**Entries supplied**
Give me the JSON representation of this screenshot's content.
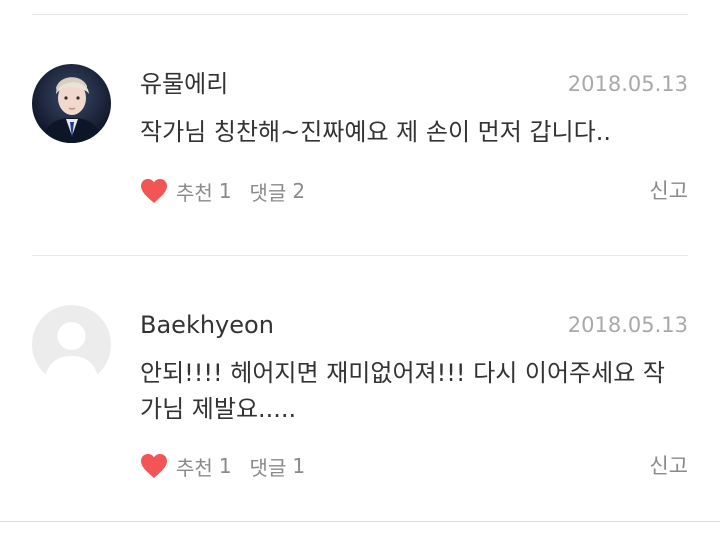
{
  "comments": [
    {
      "author": "유물에리",
      "date": "2018.05.13",
      "text": "작가님 칭찬해~진짜예요 제 손이 먼저 갑니다..",
      "recommend_label": "추천",
      "recommend_count": "1",
      "reply_label": "댓글",
      "reply_count": "2",
      "report_label": "신고",
      "avatar_icon": "profile-photo"
    },
    {
      "author": "Baekhyeon",
      "date": "2018.05.13",
      "text": "안되!!!! 헤어지면 재미없어져!!! 다시 이어주세요 작가님 제발요.....",
      "recommend_label": "추천",
      "recommend_count": "1",
      "reply_label": "댓글",
      "reply_count": "1",
      "report_label": "신고",
      "avatar_icon": "default-user-avatar"
    }
  ],
  "colors": {
    "heart": "#f25555",
    "text": "#333333",
    "muted": "#8a8a8a",
    "date": "#a9a9a9",
    "divider": "#e6e6e6"
  }
}
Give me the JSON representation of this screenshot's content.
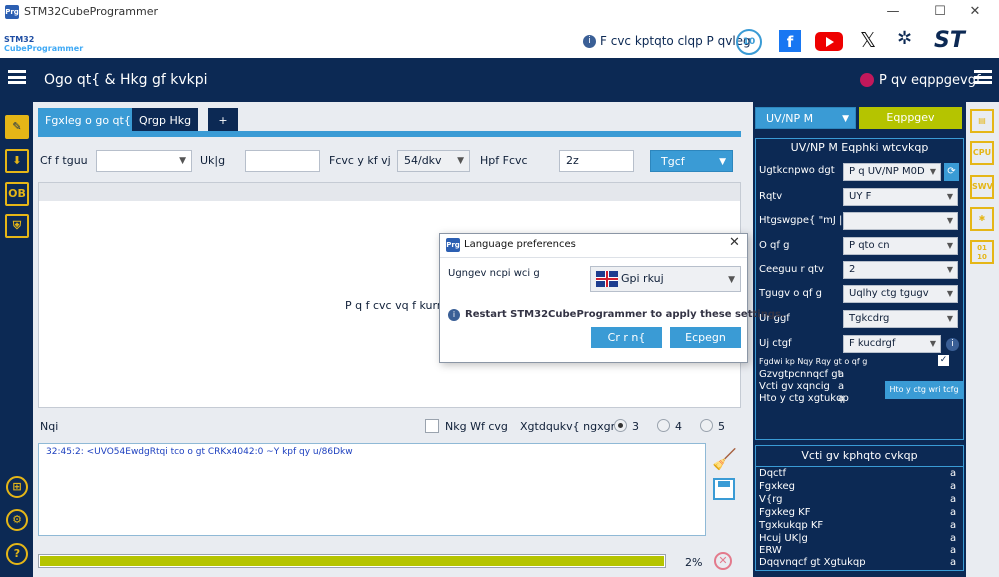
{
  "window": {
    "title": "STM32CubeProgrammer",
    "logo_text": "Prg",
    "minimize": "—",
    "maximize": "☐",
    "close": "✕"
  },
  "brand": {
    "logo_line1": "STM32",
    "logo_line2": "CubeProgrammer",
    "config_text": "F cvc kptqto clqp P qvleg",
    "anniversary": "10"
  },
  "header": {
    "title": "Ogo qt{ & Hkg gf kvkpi",
    "connection": "P qv eqppgevgf"
  },
  "tabs": [
    {
      "label": "Fgxleg o go qt{"
    },
    {
      "label": "Qrgp Hkg"
    },
    {
      "label": "+"
    }
  ],
  "toolbar": {
    "address_label": "Cf f tguu",
    "address_value": "",
    "size_label": "Uk|g",
    "size_value": "",
    "width_label": "Fcvc y kf vj",
    "width_value": "54/dkv",
    "find_label": "Hpf Fcvc",
    "find_value": "2z",
    "read_button": "Tgcf"
  },
  "memory_area": {
    "message": "P q f cvc vq f kurnc{"
  },
  "log_controls": {
    "log_label": "Nqi",
    "live_update": "Nkg Wf cvg",
    "verbosity_label": "Xgtdqukv{ ngxgn",
    "levels": [
      "3",
      "4",
      "5"
    ],
    "selected_level": "3"
  },
  "log": {
    "line": "32:45:2:  <UVO54EwdgRtqi tco o gt CRKx4042:0 ~Y kpf qy u/86Dkw"
  },
  "progress": {
    "value": 0.99,
    "percent_text": "2%"
  },
  "right": {
    "interface": "UV/NP M",
    "connect_button": "Eqppgev",
    "config_title": "UV/NP M Eqphki wtcvkqp",
    "fields": [
      {
        "label": "Ugtkcnpwo dgt",
        "value": "P q UV/NP M0D"
      },
      {
        "label": "Rqtv",
        "value": "UY F"
      },
      {
        "label": "Htgswgpe{ \"mJ | +",
        "value": ""
      },
      {
        "label": "O qf g",
        "value": "P qto cn"
      },
      {
        "label": "Ceeguu r qtv",
        "value": "2"
      },
      {
        "label": "Tgugv o qf g",
        "value": "Uqlhy ctg tgugv"
      },
      {
        "label": "Ur ggf",
        "value": "Tgkcdrg"
      },
      {
        "label": "Uj ctgf",
        "value": "F kucdrgf"
      }
    ],
    "debug_low_power": "Fgdwi  kp Nqy  Rqy gt o qf g",
    "ext_loader": "Gzvgtpcnnqcf gt",
    "target_voltage": "Vcti gv xqncig",
    "fw_version": "Hto y ctg xgtukqp",
    "na": "a",
    "fw_button": "Hto y ctg wri tcfg",
    "target_title": "Vcti gv kphqto cvkqp",
    "target_rows": [
      "Dqctf",
      "Fgxkeg",
      "V{rg",
      "Fgxkeg KF",
      "Tgxkukqp KF",
      "Hcuj UK|g",
      "ERW",
      "Dqqvnqcf gt Xgtukqp"
    ]
  },
  "side_tabs": [
    "CPU",
    "SWV",
    "01 10"
  ],
  "dialog": {
    "logo_text": "Prg",
    "title": "Language preferences",
    "language_label": "Ugngev ncpi wci g",
    "language_value": "Gpi rkuj",
    "info": "Restart STM32CubeProgrammer to apply these settings.",
    "apply": "Cr r n{",
    "cancel": "Ecpegn"
  },
  "colors": {
    "navy": "#0c2954",
    "blue": "#3a9bd5",
    "yellow_green": "#b5c400",
    "accent": "#e5b617"
  }
}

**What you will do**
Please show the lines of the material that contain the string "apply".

**Task result**
    "info": "Restart STM32CubeProgrammer to apply these settings.",
    "apply": "Cr r n{",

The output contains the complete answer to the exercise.